Goal of the exercise: Could you repeat every record below exactly, leaving out the pictures?

Website and app data records:
----

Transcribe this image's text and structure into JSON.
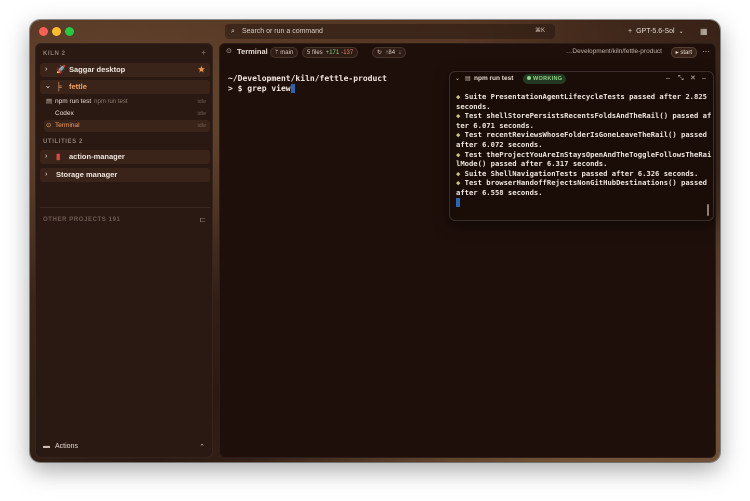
{
  "titlebar": {
    "command_placeholder": "Search or run a command",
    "command_shortcut": "⌘K",
    "model_label": "GPT-5.6-Sol"
  },
  "sidebar": {
    "kiln_header": "KILN 2",
    "projects": [
      {
        "label": "Saggar desktop",
        "starred": true
      },
      {
        "label": "fettle"
      }
    ],
    "fettle_items": [
      {
        "label": "npm run test",
        "sub": "npm run test",
        "status": "idle"
      },
      {
        "label": "Codex",
        "status": "idle"
      },
      {
        "label": "Terminal",
        "status": "idle"
      }
    ],
    "utilities_header": "UTILITIES 2",
    "utilities": [
      {
        "label": "action-manager"
      },
      {
        "label": "Storage manager"
      }
    ],
    "other_projects": "OTHER PROJECTS 191",
    "actions_label": "Actions"
  },
  "main": {
    "title": "Terminal",
    "branch": "main",
    "files": "5 files",
    "added": "+171",
    "removed": "-137",
    "ahead": "84",
    "path": "…Development/kiln/fettle-product",
    "start_label": "start",
    "terminal_lines": {
      "cwd": "~/Development/kiln/fettle-product",
      "prompt": "> $ grep view"
    }
  },
  "npm_panel": {
    "title": "npm run test",
    "status": "WORKING",
    "output": [
      "Suite PresentationAgentLifecycleTests passed after 2.825 seconds.",
      "Test shellStorePersistsRecentsFoldsAndTheRail() passed after 6.071 seconds.",
      "Test recentReviewsWhoseFolderIsGoneLeaveTheRail() passed after 6.072 seconds.",
      "Test theProjectYouAreInStaysOpenAndTheToggleFollowsTheRailMode() passed after 6.317 seconds.",
      "Suite ShellNavigationTests passed after 6.326 seconds.",
      "Test browserHandoffRejectsNonGitHubDestinations() passed after 6.558 seconds."
    ]
  },
  "colors": {
    "accent": "#f3a060",
    "working": "#8fd08a",
    "selection": "#2d63b3"
  }
}
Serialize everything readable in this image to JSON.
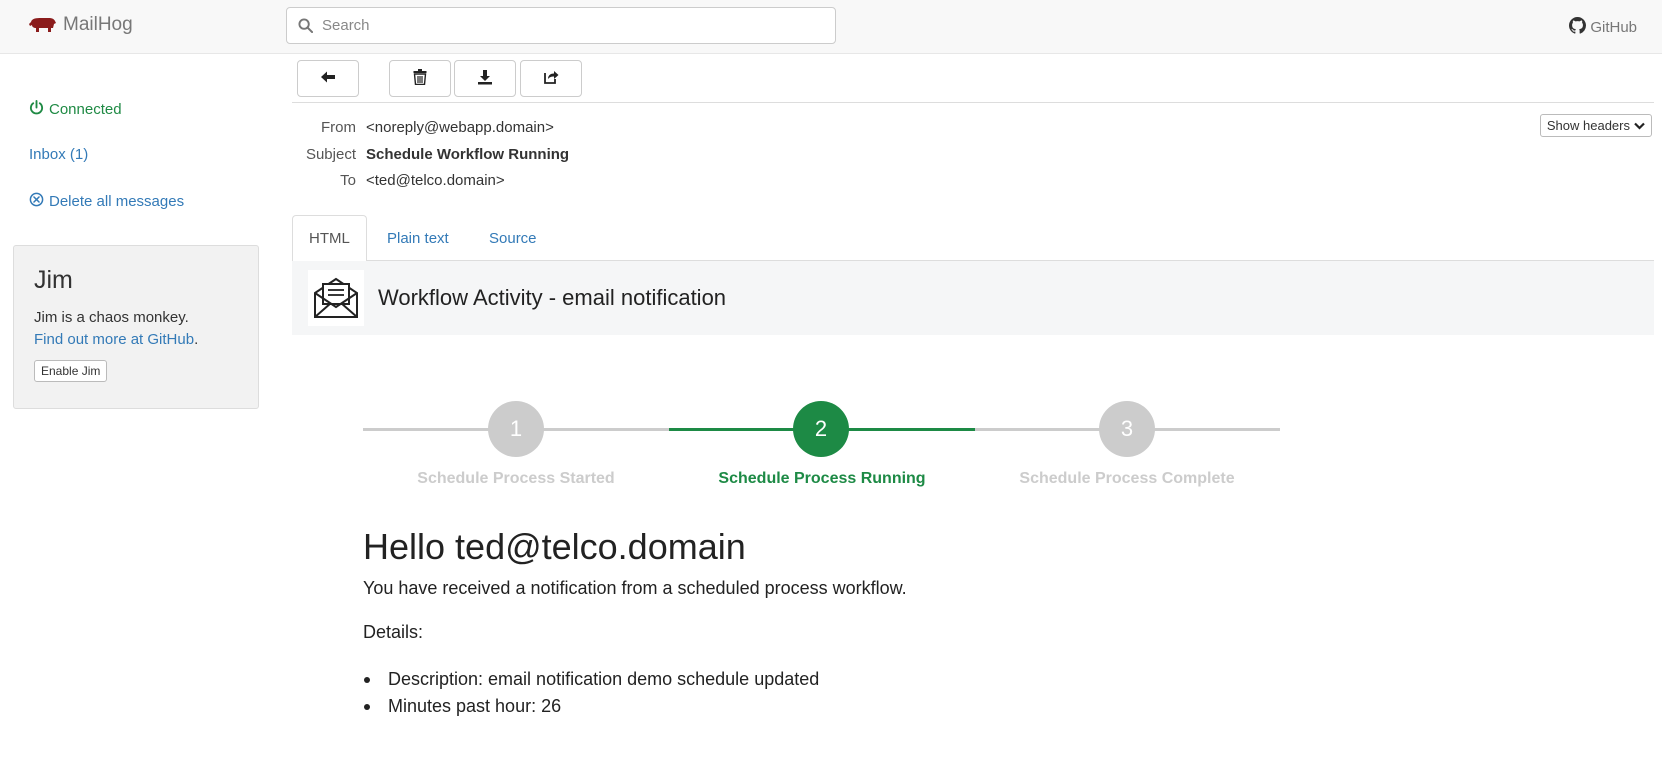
{
  "navbar": {
    "brand": "MailHog",
    "search_placeholder": "Search",
    "github_label": "GitHub"
  },
  "sidebar": {
    "connected": "Connected",
    "inbox": "Inbox (1)",
    "delete_all": "Delete all messages",
    "jim": {
      "title": "Jim",
      "description": "Jim is a chaos monkey.",
      "link_text": "Find out more at GitHub",
      "link_suffix": ".",
      "button": "Enable Jim"
    }
  },
  "toolbar": {
    "buttons": [
      "back-arrow-icon",
      "trash-icon",
      "download-icon",
      "share-icon"
    ]
  },
  "headers": {
    "from_label": "From",
    "from_value": "<noreply@webapp.domain>",
    "subject_label": "Subject",
    "subject_value": "Schedule Workflow Running",
    "to_label": "To",
    "to_value": "<ted@telco.domain>",
    "show_headers": "Show headers"
  },
  "tabs": [
    "HTML",
    "Plain text",
    "Source"
  ],
  "email": {
    "banner_title": "Workflow Activity - email notification",
    "steps": [
      {
        "number": "1",
        "label": "Schedule Process Started",
        "active": false
      },
      {
        "number": "2",
        "label": "Schedule Process Running",
        "active": true
      },
      {
        "number": "3",
        "label": "Schedule Process Complete",
        "active": false
      }
    ],
    "greeting": "Hello ted@telco.domain",
    "intro": "You have received a notification from a scheduled process workflow.",
    "details_label": "Details:",
    "details": [
      "Description: email notification demo schedule updated",
      "Minutes past hour: 26"
    ]
  },
  "colors": {
    "link": "#337ab7",
    "success": "#1d8a45",
    "inactive_step": "#cccccc",
    "brand_icon": "#8b1c1c"
  }
}
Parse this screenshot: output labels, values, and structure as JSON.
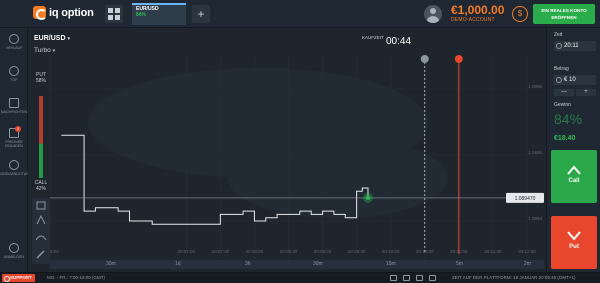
{
  "header": {
    "logo_text": "iq option",
    "active_tab": {
      "name": "EUR/USD",
      "payout": "84%"
    },
    "add_tab_label": "+",
    "balance": "€1,000.00",
    "account_type": "DEMO-ACCOUNT",
    "real_account_button": "EIN REALES KONTO ERÖFFNEN"
  },
  "sidebar": {
    "items": [
      {
        "label": "VERLAUF",
        "icon": "history-icon"
      },
      {
        "label": "TOP",
        "icon": "top-icon"
      },
      {
        "label": "NACHRICHTEN",
        "icon": "news-icon"
      },
      {
        "label": "FREUNDE EINLADEN",
        "icon": "gift-icon",
        "badge": "1"
      },
      {
        "label": "VIDEOANLEITUNG",
        "icon": "video-icon"
      },
      {
        "label": "ANMELDEN",
        "icon": "login-icon"
      }
    ]
  },
  "chart": {
    "pair": "EUR/USD",
    "mode": "Turbo",
    "purchase_label": "KAUFZEIT",
    "countdown": "00:44",
    "put_label": "PUT",
    "put_pct": "58%",
    "call_label": "CALL",
    "call_pct": "42%",
    "current_price": "1.089470",
    "price_ticks": [
      "1.0898",
      "1.0896",
      "1.0894"
    ],
    "time_ticks": [
      "20:05:00",
      "20:07:00",
      "20:07:30",
      "20:08:00",
      "20:08:30",
      "20:09:00",
      "20:09:30",
      "20:10:00",
      "20:10:30",
      "20:11:00",
      "20:11:30",
      "20:12:00"
    ],
    "periods": [
      "30m",
      "1d",
      "3h",
      "30m",
      "15m",
      "5m",
      "2m"
    ],
    "colors": {
      "line": "#e6e9ec",
      "expiry": "#e8462d",
      "purchase": "#c9cfd6",
      "accent": "#2bbd52"
    }
  },
  "chart_data": {
    "type": "line",
    "title": "",
    "xlabel": "",
    "ylabel": "",
    "ylim": [
      1.0893,
      1.0899
    ],
    "series": [
      {
        "x": [
          "20:05:10",
          "20:05:30",
          "20:05:40",
          "20:05:50",
          "20:06:00",
          "20:06:10",
          "20:06:30",
          "20:06:50",
          "20:07:10",
          "20:07:30",
          "20:07:40",
          "20:07:50",
          "20:08:00",
          "20:08:10",
          "20:08:20",
          "20:08:30",
          "20:08:40",
          "20:08:50",
          "20:09:00",
          "20:09:10",
          "20:09:20",
          "20:09:25",
          "20:09:30",
          "20:09:35",
          "20:09:40"
        ],
        "values": [
          1.08966,
          1.08943,
          1.08944,
          1.08944,
          1.08943,
          1.0894,
          1.08939,
          1.08939,
          1.08939,
          1.08942,
          1.08942,
          1.08943,
          1.0894,
          1.08941,
          1.08942,
          1.08942,
          1.08943,
          1.08942,
          1.08943,
          1.08942,
          1.08941,
          1.08941,
          1.08949,
          1.0895,
          1.08947
        ]
      }
    ],
    "grid": true
  },
  "trade_panel": {
    "time_label": "Zeit",
    "time_value": "20:11",
    "amount_label": "Betrag",
    "amount_value": "€ 10",
    "minus": "—",
    "plus": "+",
    "profit_label": "Gewinn",
    "profit_pct": "84%",
    "profit_amount": "€18.40",
    "call_button": "Call",
    "put_button": "Put"
  },
  "footer": {
    "support": "SUPPORT",
    "hours": "MO. - FR.: 7:00-18:00 (GMT)",
    "platform_time": "ZEIT AUF DER PLATTFORM: 18 JANUAR 20:09:46 (GMT+1)"
  }
}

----

Expected answer:
Transcribe this image's text and structure into JSON.
{
  "titlebar": {
    "command_placeholder": "Search or run a command",
    "command_shortcut": "⌘K",
    "model_label": "GPT-5.6-Sol"
  },
  "sidebar": {
    "kiln_header": "KILN 2",
    "projects": [
      {
        "label": "Saggar desktop",
        "starred": true
      },
      {
        "label": "fettle"
      }
    ],
    "fettle_items": [
      {
        "label": "npm run test",
        "sub": "npm run test",
        "status": "idle"
      },
      {
        "label": "Codex",
        "status": "idle"
      },
      {
        "label": "Terminal",
        "status": "idle"
      }
    ],
    "utilities_header": "UTILITIES 2",
    "utilities": [
      {
        "label": "action-manager"
      },
      {
        "label": "Storage manager"
      }
    ],
    "other_projects": "OTHER PROJECTS 191",
    "actions_label": "Actions"
  },
  "main": {
    "title": "Terminal",
    "branch": "main",
    "files": "5 files",
    "added": "+171",
    "removed": "-137",
    "ahead": "84",
    "path": "…Development/kiln/fettle-product",
    "start_label": "start",
    "terminal_lines": {
      "cwd": "~/Development/kiln/fettle-product",
      "prompt": "> $ grep view"
    }
  },
  "npm_panel": {
    "title": "npm run test",
    "status": "WORKING",
    "output": [
      "Suite PresentationAgentLifecycleTests passed after 2.825 seconds.",
      "Test shellStorePersistsRecentsFoldsAndTheRail() passed after 6.071 seconds.",
      "Test recentReviewsWhoseFolderIsGoneLeaveTheRail() passed after 6.072 seconds.",
      "Test theProjectYouAreInStaysOpenAndTheToggleFollowsTheRailMode() passed after 6.317 seconds.",
      "Suite ShellNavigationTests passed after 6.326 seconds.",
      "Test browserHandoffRejectsNonGitHubDestinations() passed after 6.558 seconds."
    ]
  },
  "colors": {
    "accent": "#f3a060",
    "working": "#8fd08a",
    "selection": "#2d63b3"
  }
}
Serialize everything readable in this image to JSON.
{
  "navbar": {
    "brand": "MailHog",
    "search_placeholder": "Search",
    "github_label": "GitHub"
  },
  "sidebar": {
    "connected": "Connected",
    "inbox": "Inbox (1)",
    "delete_all": "Delete all messages",
    "jim": {
      "title": "Jim",
      "description": "Jim is a chaos monkey.",
      "link_text": "Find out more at GitHub",
      "link_suffix": ".",
      "button": "Enable Jim"
    }
  },
  "toolbar": {
    "buttons": [
      "back-arrow-icon",
      "trash-icon",
      "download-icon",
      "share-icon"
    ]
  },
  "headers": {
    "from_label": "From",
    "from_value": "<noreply@webapp.domain>",
    "subject_label": "Subject",
    "subject_value": "Schedule Workflow Running",
    "to_label": "To",
    "to_value": "<ted@telco.domain>",
    "show_headers": "Show headers"
  },
  "tabs": [
    "HTML",
    "Plain text",
    "Source"
  ],
  "email": {
    "banner_title": "Workflow Activity - email notification",
    "steps": [
      {
        "number": "1",
        "label": "Schedule Process Started",
        "active": false
      },
      {
        "number": "2",
        "label": "Schedule Process Running",
        "active": true
      },
      {
        "number": "3",
        "label": "Schedule Process Complete",
        "active": false
      }
    ],
    "greeting": "Hello ted@telco.domain",
    "intro": "You have received a notification from a scheduled process workflow.",
    "details_label": "Details:",
    "details": [
      "Description: email notification demo schedule updated",
      "Minutes past hour: 26"
    ]
  },
  "colors": {
    "link": "#337ab7",
    "success": "#1d8a45",
    "inactive_step": "#cccccc",
    "brand_icon": "#8b1c1c"
  }
}
Parse this screenshot: output labels, values, and structure as JSON.
{
  "header": {
    "logo_text": "iq option",
    "active_tab": {
      "name": "EUR/USD",
      "payout": "84%"
    },
    "add_tab_label": "+",
    "balance": "€1,000.00",
    "account_type": "DEMO-ACCOUNT",
    "real_account_button": "EIN REALES KONTO ERÖFFNEN"
  },
  "sidebar": {
    "items": [
      {
        "label": "VERLAUF",
        "icon": "history-icon"
      },
      {
        "label": "TOP",
        "icon": "top-icon"
      },
      {
        "label": "NACHRICHTEN",
        "icon": "news-icon"
      },
      {
        "label": "FREUNDE EINLADEN",
        "icon": "gift-icon",
        "badge": "1"
      },
      {
        "label": "VIDEOANLEITUNG",
        "icon": "video-icon"
      },
      {
        "label": "ANMELDEN",
        "icon": "login-icon"
      }
    ]
  },
  "chart": {
    "pair": "EUR/USD",
    "mode": "Turbo",
    "purchase_label": "KAUFZEIT",
    "countdown": "00:44",
    "put_label": "PUT",
    "put_pct": "58%",
    "call_label": "CALL",
    "call_pct": "42%",
    "current_price": "1.089470",
    "price_ticks": [
      "1.0898",
      "1.0896",
      "1.0894"
    ],
    "time_ticks": [
      "20:05:00",
      "20:07:00",
      "20:07:30",
      "20:08:00",
      "20:08:30",
      "20:09:00",
      "20:09:30",
      "20:10:00",
      "20:10:30",
      "20:11:00",
      "20:11:30",
      "20:12:00"
    ],
    "periods": [
      "30m",
      "1d",
      "3h",
      "30m",
      "15m",
      "5m",
      "2m"
    ],
    "colors": {
      "line": "#e6e9ec",
      "expiry": "#e8462d",
      "purchase": "#c9cfd6",
      "accent": "#2bbd52"
    }
  },
  "chart_data": {
    "type": "line",
    "title": "",
    "xlabel": "",
    "ylabel": "",
    "ylim": [
      1.0893,
      1.0899
    ],
    "series": [
      {
        "x": [
          "20:05:10",
          "20:05:30",
          "20:05:40",
          "20:05:50",
          "20:06:00",
          "20:06:10",
          "20:06:30",
          "20:06:50",
          "20:07:10",
          "20:07:30",
          "20:07:40",
          "20:07:50",
          "20:08:00",
          "20:08:10",
          "20:08:20",
          "20:08:30",
          "20:08:40",
          "20:08:50",
          "20:09:00",
          "20:09:10",
          "20:09:20",
          "20:09:25",
          "20:09:30",
          "20:09:35",
          "20:09:40"
        ],
        "values": [
          1.08966,
          1.08943,
          1.08944,
          1.08944,
          1.08943,
          1.0894,
          1.08939,
          1.08939,
          1.08939,
          1.08942,
          1.08942,
          1.08943,
          1.0894,
          1.08941,
          1.08942,
          1.08942,
          1.08943,
          1.08942,
          1.08943,
          1.08942,
          1.08941,
          1.08941,
          1.08949,
          1.0895,
          1.08947
        ]
      }
    ],
    "grid": true
  },
  "trade_panel": {
    "time_label": "Zeit",
    "time_value": "20:11",
    "amount_label": "Betrag",
    "amount_value": "€ 10",
    "minus": "—",
    "plus": "+",
    "profit_label": "Gewinn",
    "profit_pct": "84%",
    "profit_amount": "€18.40",
    "call_button": "Call",
    "put_button": "Put"
  },
  "footer": {
    "support": "SUPPORT",
    "hours": "MO. - FR.: 7:00-18:00 (GMT)",
    "platform_time": "ZEIT AUF DER PLATTFORM: 18 JANUAR 20:09:46 (GMT+1)"
  }
}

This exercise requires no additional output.